◆ What is being asked
Go over the data and copy out each line with "usage" in it.
=-=-=-=-=
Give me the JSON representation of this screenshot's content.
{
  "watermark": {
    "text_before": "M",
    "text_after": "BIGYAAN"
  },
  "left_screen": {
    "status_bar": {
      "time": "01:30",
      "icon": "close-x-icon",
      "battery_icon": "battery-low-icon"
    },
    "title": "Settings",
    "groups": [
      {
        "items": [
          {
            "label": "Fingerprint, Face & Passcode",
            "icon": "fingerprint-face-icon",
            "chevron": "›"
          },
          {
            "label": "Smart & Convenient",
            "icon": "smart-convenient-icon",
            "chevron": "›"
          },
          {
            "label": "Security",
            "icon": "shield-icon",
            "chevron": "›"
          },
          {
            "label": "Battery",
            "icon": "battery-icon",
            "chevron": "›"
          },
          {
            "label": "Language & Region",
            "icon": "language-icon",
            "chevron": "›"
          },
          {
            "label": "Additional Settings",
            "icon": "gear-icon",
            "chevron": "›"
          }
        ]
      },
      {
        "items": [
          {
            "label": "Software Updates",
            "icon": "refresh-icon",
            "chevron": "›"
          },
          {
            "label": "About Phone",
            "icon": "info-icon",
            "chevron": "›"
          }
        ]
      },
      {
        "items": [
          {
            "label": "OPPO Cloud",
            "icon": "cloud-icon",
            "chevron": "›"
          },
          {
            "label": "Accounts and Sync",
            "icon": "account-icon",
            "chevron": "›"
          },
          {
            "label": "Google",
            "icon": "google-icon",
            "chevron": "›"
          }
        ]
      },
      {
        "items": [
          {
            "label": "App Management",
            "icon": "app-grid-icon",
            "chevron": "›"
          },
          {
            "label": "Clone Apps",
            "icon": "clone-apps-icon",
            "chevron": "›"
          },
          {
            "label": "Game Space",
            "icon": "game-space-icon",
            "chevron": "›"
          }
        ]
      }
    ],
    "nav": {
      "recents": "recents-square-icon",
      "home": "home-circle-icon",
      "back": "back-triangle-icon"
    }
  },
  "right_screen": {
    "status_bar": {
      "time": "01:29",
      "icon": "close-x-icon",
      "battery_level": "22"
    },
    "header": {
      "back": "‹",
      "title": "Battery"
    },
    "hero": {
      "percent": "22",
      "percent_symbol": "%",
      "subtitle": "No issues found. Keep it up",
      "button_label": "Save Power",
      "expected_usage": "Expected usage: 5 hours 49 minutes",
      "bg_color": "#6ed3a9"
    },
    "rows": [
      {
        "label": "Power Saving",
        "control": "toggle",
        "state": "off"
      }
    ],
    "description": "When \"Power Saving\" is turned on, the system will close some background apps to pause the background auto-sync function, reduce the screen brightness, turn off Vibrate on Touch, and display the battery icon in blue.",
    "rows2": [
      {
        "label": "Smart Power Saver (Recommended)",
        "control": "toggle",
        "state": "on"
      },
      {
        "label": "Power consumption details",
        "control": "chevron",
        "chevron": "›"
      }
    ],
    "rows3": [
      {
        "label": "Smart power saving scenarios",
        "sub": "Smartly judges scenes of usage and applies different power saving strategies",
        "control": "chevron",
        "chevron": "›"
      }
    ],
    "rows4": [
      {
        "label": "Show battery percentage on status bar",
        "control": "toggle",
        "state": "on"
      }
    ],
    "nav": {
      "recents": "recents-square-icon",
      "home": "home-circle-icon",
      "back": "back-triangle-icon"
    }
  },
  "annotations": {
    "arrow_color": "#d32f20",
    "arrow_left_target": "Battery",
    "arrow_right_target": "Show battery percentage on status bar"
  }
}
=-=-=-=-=
◆ Answer area
      "expected_usage": "Expected usage: 5 hours 49 minutes",
        "sub": "Smartly judges scenes of usage and applies different power saving strategies",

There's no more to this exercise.